Keep your chimney properly maintained to avoid chance of fire
Published 12:00 am Friday, January 25, 2013
If you’re among those who try to get warm by a roaring fire when the temperatures drop, remember that gravitating to the fireplace could be hazardous if you don’t keep it and the chimney properly maintained.
Heating equipment, including fireplaces and chimneys, are the second leading cause of home fires in the United States, according to the National Fire Protection Association.
A week ago, a Kannapolis family was displaced after a faulty chimney was blamed for a fire at the Athens Street home they rented.
Firefighters with Kannapolis, Odell and Enochville fire departments extinguished the fire. The family had a smoke alarm, which alerted them to the 7 a.m. fire.
No one was injured in the fire, which had escaped through cracks in the chimney and extended out into the walls of the home and attic, fire officials said.
“If you have a chimney or fireplace, please have it checked,” said Michael Morris, owner of Morris Chimney Service.
Morris Chimney Service, based in Salisbury, provides chimney sweeping or brushing services. The company also inspects chimneys and reconstructs fireplaces.
“Even if you have a chimney that you don’t use, there could be water damage or a water leak,” Morris said.
He advises that homeowners not wait until the temperatures drop to have their chimneys checked.
Many of his clients have their chimneys brushed in the spring so that in the fall the work is already done. His busy season begins in August, or by Labor Day, he said.
He’s had a lot of customers recently who requested an inspection after buying a house. Morris Chimney Service has clients from Salisbury to near the South Carolina border. He said what the company has found in Salisbury is a lot of older chimneys.
Many were designed to burn coal and don’t have a lining system.
He recommends an annual inspection and sweeping.

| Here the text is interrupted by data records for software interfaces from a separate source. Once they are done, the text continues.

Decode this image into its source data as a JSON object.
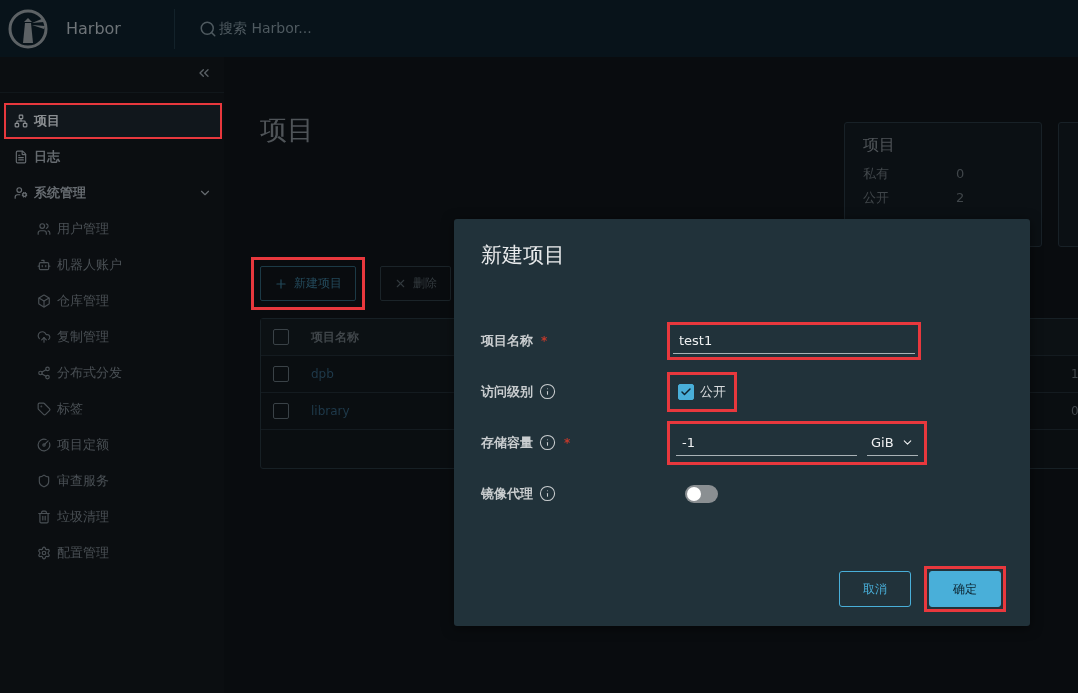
{
  "header": {
    "brand": "Harbor",
    "search": {
      "placeholder": "搜索 Harbor..."
    }
  },
  "sidebar": {
    "items": [
      {
        "label": "项目",
        "selected": true,
        "highlighted": true
      },
      {
        "label": "日志",
        "selected": false,
        "highlighted": false
      },
      {
        "label": "系统管理",
        "selected": false,
        "highlighted": false,
        "expanded": true,
        "children": [
          {
            "label": "用户管理",
            "selected": false
          },
          {
            "label": "机器人账户",
            "selected": false
          },
          {
            "label": "仓库管理",
            "selected": false
          },
          {
            "label": "复制管理",
            "selected": false
          },
          {
            "label": "分布式分发",
            "selected": false
          },
          {
            "label": "标签",
            "selected": false
          },
          {
            "label": "项目定额",
            "selected": false
          },
          {
            "label": "审查服务",
            "selected": false
          },
          {
            "label": "垃圾清理",
            "selected": false
          },
          {
            "label": "配置管理",
            "selected": false
          }
        ]
      }
    ]
  },
  "page": {
    "title": "项目",
    "summary": {
      "title": "项目",
      "rows": [
        {
          "label": "私有",
          "value": "0"
        },
        {
          "label": "公开",
          "value": "2"
        }
      ]
    },
    "toolbar": [
      {
        "kind": "add",
        "label": "新建项目",
        "highlighted": true,
        "disabled": false
      },
      {
        "kind": "delete",
        "label": "删除",
        "disabled": true
      }
    ],
    "table": {
      "select_all_checked": false,
      "columns": [
        "项目名称"
      ],
      "rows": [
        {
          "name": "dpb",
          "column_3": "1",
          "checked": false
        },
        {
          "name": "library",
          "column_3": "0",
          "checked": false
        }
      ]
    }
  },
  "dialog": {
    "title": "新建项目",
    "fields": [
      {
        "kind": "text",
        "label": "项目名称",
        "required_mark": "*",
        "value": "test1",
        "highlighted": true
      },
      {
        "kind": "checkbox",
        "label": "访问级别",
        "info": true,
        "checked": true,
        "option": "公开",
        "highlighted": true
      },
      {
        "kind": "quota",
        "label": "存储容量",
        "info": true,
        "required_mark": "*",
        "value": "-1",
        "unit": "GiB",
        "highlighted": true
      },
      {
        "kind": "toggle",
        "label": "镜像代理",
        "info": true,
        "on": false
      }
    ],
    "buttons": [
      {
        "kind": "secondary",
        "label": "取消"
      },
      {
        "kind": "primary",
        "label": "确定",
        "highlighted": true
      }
    ]
  }
}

There are do-it-yourself kits, but it can be messy, he said.
Homeowners are taking a risk of getting their furniture and home dirty with soot.
“It is very hard to clean soot,” he said.
Joe Beeker, owner of Rowan Chimney Works, agreed. He said if not properly cleaned, a chimney could cause a fire.
“Most of the time, we go out to those homes that had fires, people tell us the year before they tried to do something on their own,” Beeker said.
During an inspection, Beeker uses a camera to get a closer look into the fireplace. He tries to look for cracks in the clay tiles, missing mortar between the joints and loose brick, he said.
He estimates he performs an average of 300 inspections a year in a process that takes about an hour and a half.
There are precautions homeowners can take to prevent a chimney fire, Beeker said.
Wet wood that hasn’t been allowed to season or dry out for a year or two can cause a fire because of the creosote buildup. Creosote deposits can be thin and powdery to a tar-like substance.
Chimney fires occur when a buildup of creosote ignites and burns inside the chimney.
Starting a fire with pine, paper or cardboard can also cause a fire.
“Pine is real sticky inside and never dries out. No matter how old it is, it will always create the most creosote in wood,” Beeker said. He said using paper or cardboard to start the fire can cause it to ignite the creosote.
Salisbury Fire Battalion Chief David Morris said the Salisbury Fire Department had to respond to just one chimney fire over the last year. That was a mutual aid call in support of Granite Quarry Fire Department.
Morris recommends homeowners check to make sure they have an updraft. To determine if your fireplace has an updraft, Morris suggests homeowners light a match, blow it out and watch the direction of the smoke. An updraft means the smoke and will travel upward.
Tips to prevent chimney fires:
• Don’t burn wood unseasoned for at least a year
• Don’t burn pine
• Don’t use paper or cardboard to start the fire
• Call a professional chimney sweep
• Keep objects a minimum of 3 feet away
• Place a screen or door to keep logs from rolling out of the fireplace
• Place hot coals or embers in a metal bucket and place it outside away from any structures.